I learned a whole lot. First and foremost I learned that the apparel industry wreaks havoc on Mother Earth—“In 2015 alone, the U.S. threw out 14-million tons of fashion trash, the bulk of which will still be wasting away in a landfill generations after the death of whomever put it there.” I learned that the U.S. government gives tax breaks to apparel brands that spray their imported fabrics in Gore-Tex, aka DWR, which is a toxic, shitty chemical. I experienced that same soul-crushing feeling I had when I learned that Santa Claus was a fiction, and years later when I learned that pharmaceutical companies were in bed with the politicians (i.e., that big corporations will inflict tremendous harm upon the world if it translates to big profit).
LEFT — Illustration by Geoff McFetrdige RIGHT — Illustration by Serena Mitnik-Miller
But then I learned about Preferential Tariffs for Benefit Fibers. Outerknown’s idea is to provide tax breaks for textiles that work with the planet, instead of against it. Currently, Benefit Fibers (think Recycled, Reused, Regenerated, Organic) cost more than conventional fibers, but with Preferential Tariff legislation, we could change that.
The Blue Book does something really interesting. It pinpoints a problem and offers up a solution. It also washes the reader in beauty. Art Brewer’s photographs of the natural world and we humans interacting with it are breathtaking, aspirational. Quotes from Oscar Wilde, Stella McCartney, Yvon Chouinard, Julia Butterfly Hill, and Mahatma Gandhi galvanize. A Q&A with Outerknown co-founder and creative director John Moore inspires. You’re lulled into a unity, a oneness. The beauty of the world, the beauty of the mind, the beauty of the maker, the beauty of being responsible, of, pardon the cliché, doing the right thing—it’s all inextricably linked.
ABOVE (Photos: Todd Glaser): From above to below and all the places in between, nature is perhaps the greatest teacher when it comes to sustainability. At top, the light of the heavens dances upon the surface of the sea somewhere in the South Pacific. At bottom, Kelly Slater gets closer with the underwater landscapes of Off the Wall, Oahu, Hawai'i.

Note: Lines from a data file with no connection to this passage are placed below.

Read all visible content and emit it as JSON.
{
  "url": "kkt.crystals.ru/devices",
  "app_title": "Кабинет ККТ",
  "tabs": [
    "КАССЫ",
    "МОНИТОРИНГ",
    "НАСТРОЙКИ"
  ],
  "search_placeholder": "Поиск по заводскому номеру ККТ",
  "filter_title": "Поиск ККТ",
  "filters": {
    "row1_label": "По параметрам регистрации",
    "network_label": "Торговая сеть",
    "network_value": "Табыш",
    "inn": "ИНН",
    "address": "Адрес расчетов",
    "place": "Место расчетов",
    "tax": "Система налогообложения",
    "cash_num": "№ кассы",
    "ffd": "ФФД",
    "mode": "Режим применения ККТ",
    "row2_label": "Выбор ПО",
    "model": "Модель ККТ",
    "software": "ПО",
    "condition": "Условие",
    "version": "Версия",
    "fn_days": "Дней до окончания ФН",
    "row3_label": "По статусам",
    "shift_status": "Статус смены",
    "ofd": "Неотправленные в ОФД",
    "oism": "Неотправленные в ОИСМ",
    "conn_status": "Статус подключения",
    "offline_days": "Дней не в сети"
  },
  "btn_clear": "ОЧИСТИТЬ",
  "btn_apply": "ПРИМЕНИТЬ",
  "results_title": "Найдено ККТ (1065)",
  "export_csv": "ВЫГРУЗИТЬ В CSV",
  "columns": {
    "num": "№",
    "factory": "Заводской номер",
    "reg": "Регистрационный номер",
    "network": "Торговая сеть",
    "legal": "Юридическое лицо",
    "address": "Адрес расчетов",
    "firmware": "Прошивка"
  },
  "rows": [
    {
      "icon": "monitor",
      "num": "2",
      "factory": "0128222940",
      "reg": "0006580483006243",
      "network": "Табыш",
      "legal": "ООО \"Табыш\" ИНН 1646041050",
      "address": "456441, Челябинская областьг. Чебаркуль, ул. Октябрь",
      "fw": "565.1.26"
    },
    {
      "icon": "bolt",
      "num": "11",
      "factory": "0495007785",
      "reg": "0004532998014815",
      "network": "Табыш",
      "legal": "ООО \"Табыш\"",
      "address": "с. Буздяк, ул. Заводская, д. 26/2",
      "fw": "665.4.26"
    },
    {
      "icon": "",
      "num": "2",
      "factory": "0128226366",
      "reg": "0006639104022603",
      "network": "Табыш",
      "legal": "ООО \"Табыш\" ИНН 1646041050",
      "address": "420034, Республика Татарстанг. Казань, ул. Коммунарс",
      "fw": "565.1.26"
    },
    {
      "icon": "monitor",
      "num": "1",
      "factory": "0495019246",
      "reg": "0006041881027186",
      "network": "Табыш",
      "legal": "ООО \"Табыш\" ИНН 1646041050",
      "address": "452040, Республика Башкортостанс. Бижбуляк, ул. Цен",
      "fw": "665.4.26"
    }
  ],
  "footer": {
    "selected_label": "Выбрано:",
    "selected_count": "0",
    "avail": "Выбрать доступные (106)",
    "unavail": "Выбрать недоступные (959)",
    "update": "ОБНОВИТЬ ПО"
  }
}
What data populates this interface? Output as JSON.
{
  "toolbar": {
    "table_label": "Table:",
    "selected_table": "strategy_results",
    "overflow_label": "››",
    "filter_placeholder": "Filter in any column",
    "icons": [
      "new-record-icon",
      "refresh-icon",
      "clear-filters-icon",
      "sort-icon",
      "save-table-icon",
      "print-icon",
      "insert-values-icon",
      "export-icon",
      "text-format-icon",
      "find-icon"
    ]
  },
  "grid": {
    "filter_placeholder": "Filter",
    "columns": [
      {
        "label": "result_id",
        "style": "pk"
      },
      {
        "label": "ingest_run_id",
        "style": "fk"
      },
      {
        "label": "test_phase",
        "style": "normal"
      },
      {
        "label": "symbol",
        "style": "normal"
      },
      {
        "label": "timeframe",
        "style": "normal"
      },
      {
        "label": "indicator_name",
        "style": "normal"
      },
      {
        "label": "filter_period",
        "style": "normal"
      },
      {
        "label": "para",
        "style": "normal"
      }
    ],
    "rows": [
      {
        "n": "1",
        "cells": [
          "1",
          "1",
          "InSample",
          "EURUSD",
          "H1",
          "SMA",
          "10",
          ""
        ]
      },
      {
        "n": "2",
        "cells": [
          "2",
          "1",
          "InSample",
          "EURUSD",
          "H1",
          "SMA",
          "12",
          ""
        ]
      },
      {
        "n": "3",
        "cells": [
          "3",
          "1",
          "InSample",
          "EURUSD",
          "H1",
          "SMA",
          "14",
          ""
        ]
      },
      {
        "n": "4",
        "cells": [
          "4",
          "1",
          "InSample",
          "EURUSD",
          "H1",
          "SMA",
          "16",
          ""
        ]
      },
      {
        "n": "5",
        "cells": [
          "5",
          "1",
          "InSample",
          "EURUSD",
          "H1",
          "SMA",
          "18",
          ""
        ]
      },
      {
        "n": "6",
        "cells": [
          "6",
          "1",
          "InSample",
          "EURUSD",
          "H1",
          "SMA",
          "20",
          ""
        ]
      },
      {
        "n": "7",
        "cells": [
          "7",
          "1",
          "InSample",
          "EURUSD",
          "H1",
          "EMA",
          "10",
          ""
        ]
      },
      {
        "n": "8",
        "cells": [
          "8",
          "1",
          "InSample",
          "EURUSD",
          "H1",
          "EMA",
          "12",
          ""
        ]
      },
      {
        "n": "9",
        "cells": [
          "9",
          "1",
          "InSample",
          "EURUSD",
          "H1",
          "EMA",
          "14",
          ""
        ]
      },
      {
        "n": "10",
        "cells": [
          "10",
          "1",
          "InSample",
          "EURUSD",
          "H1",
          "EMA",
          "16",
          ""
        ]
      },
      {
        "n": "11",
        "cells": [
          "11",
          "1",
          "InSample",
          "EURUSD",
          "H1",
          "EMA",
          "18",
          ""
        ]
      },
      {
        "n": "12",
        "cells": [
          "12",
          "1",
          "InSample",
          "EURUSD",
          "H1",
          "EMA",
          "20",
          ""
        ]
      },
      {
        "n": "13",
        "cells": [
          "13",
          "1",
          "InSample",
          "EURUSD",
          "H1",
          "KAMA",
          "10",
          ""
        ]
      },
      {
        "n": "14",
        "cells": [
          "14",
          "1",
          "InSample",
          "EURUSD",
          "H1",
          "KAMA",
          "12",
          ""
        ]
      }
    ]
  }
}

BELOW (Photo: Art Brewer): No matter what your thoughts on climate change, you cannot argue with the fact that the ice caps at both ends of Earth are shrinking at an alarming rate. The evidence is overwhelming and immediately visible to even an amateur eye. These vast networks of ice and snow help set he pace for the world's weather patterns. They are also mesmerizingly beautiful. An ice wall along the Lemire Channel, Antarctica, 2000.